Born in Albury, Australia, Danielle Hatherley spent her childhood in Sydney, growing to love the city’s spectacular harbour and beaches. In her early twenties, after studying fine art and fashion design, she found her passion in landscape painting, inspired by the works of Impressionists Monet and Van Gogh, and her mentor, Australian artist Ted Blackall. ‘’Once I started to paint outdoors and experience how alive it made me feel,’’ she recalls, ‘’I couldn’t do anything else.’’
Throughout her twenties, Hatherley attracted loyal patrons as she won awards and exhibited in group and solo shows. Her vibrant landscapes inspired a series of quality greeting cards featuring scenes of Sydney, and attracted corporate commissions that included several luxury hotels. Hatherley founded and operated 'The Plein Air Painting School', taking students on weekly outdoor painting sessions.
As Hatherley matured as an artist, she became mesmerised by the play between sunlight and shadow. “Into my thirties, things started getting clearer,’’ Hatherley explains; ‘’a beautiful beach or harbor scene just wasn't enough anymore. The only scene of interest to me was backlit - and I came to realise that it didn't matter where it was. My simple suburban street suddenly took on a glorious state as the dusk light pushed between a shed and a tree."
Hatherley’s most recent works are the product of a passionate exploration of light. The vivid beach and harbor scenes have been replaced by a depth and clarity of direction that only a driven artist can bring to fruition. ’It's only about light versus dark now, so I’ve had to simplify my scenes,’’ she says. ‘’I can’t afford the distraction of my beloved color, so my palette has been dramatically reduced to concentrate on light and tone. Miles Davis once said that, in order to progress as an artist, he had to stop playing the ballads that he so loved. I know what he meant."

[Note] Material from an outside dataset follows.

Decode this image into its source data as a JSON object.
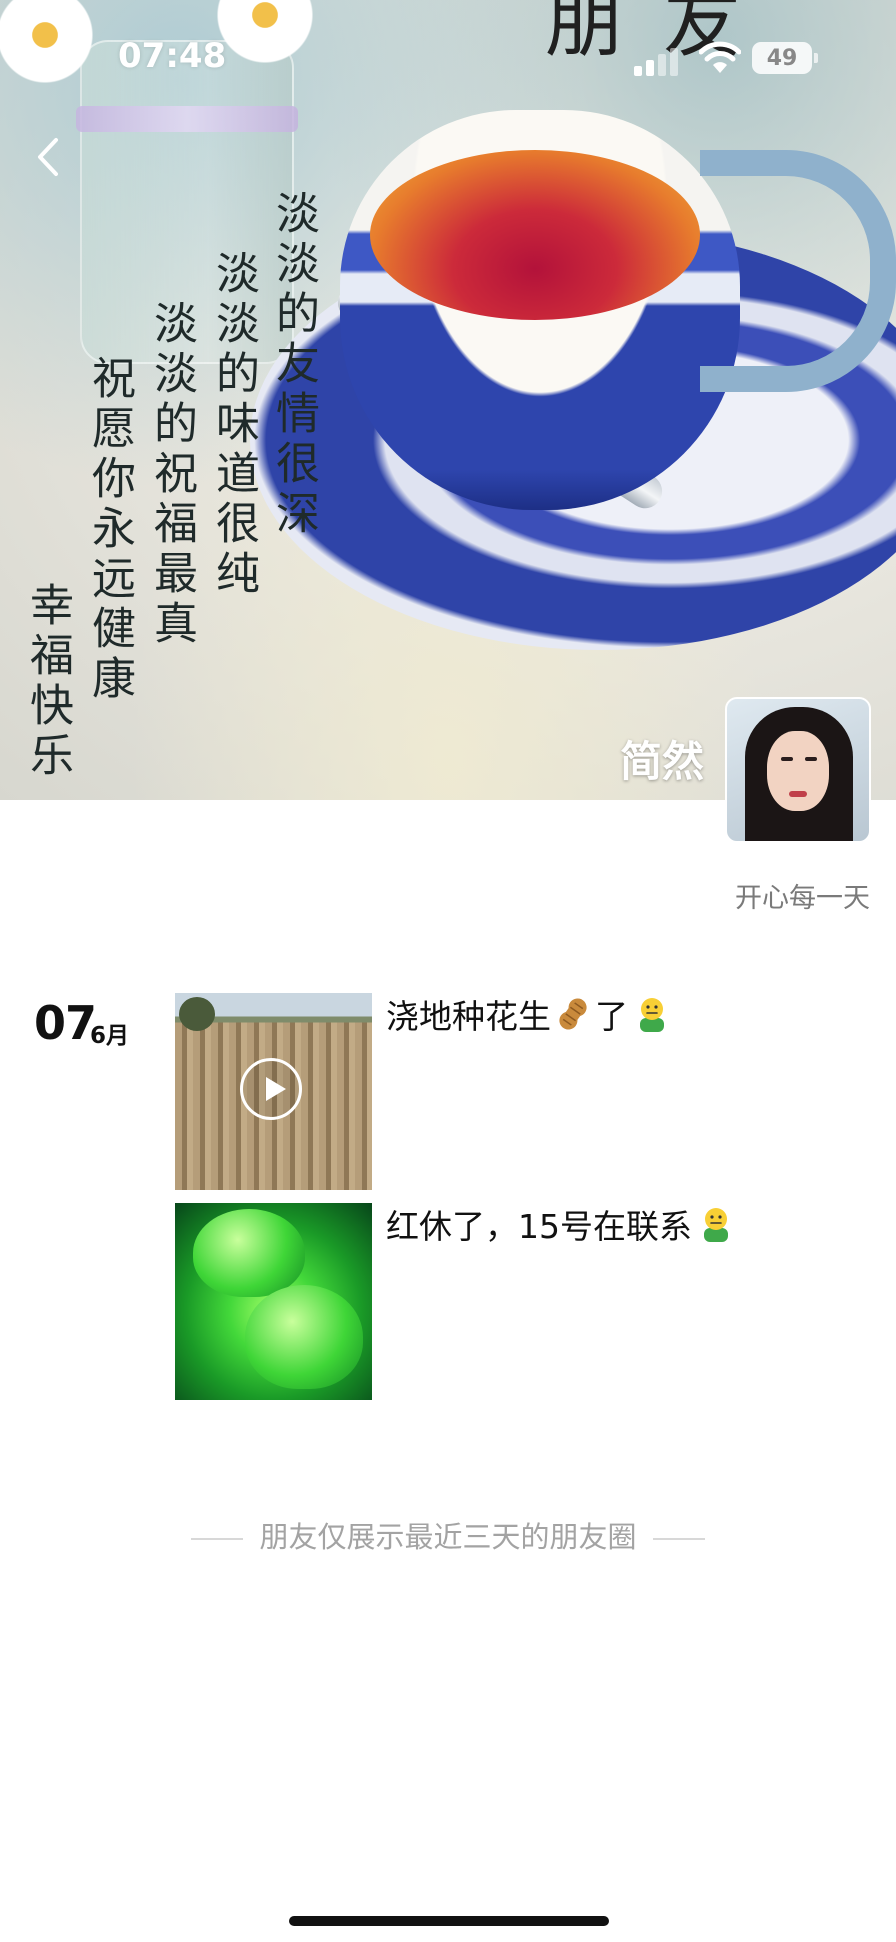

Hatherley now paints from her studio in Las Vegas, Nevada. Her works are held in private and corporate collections in Australia, Bermuda, England, Germany, Italy, New Zealand and the United States.
Natasha Bita, journalist, The Australian Newspaper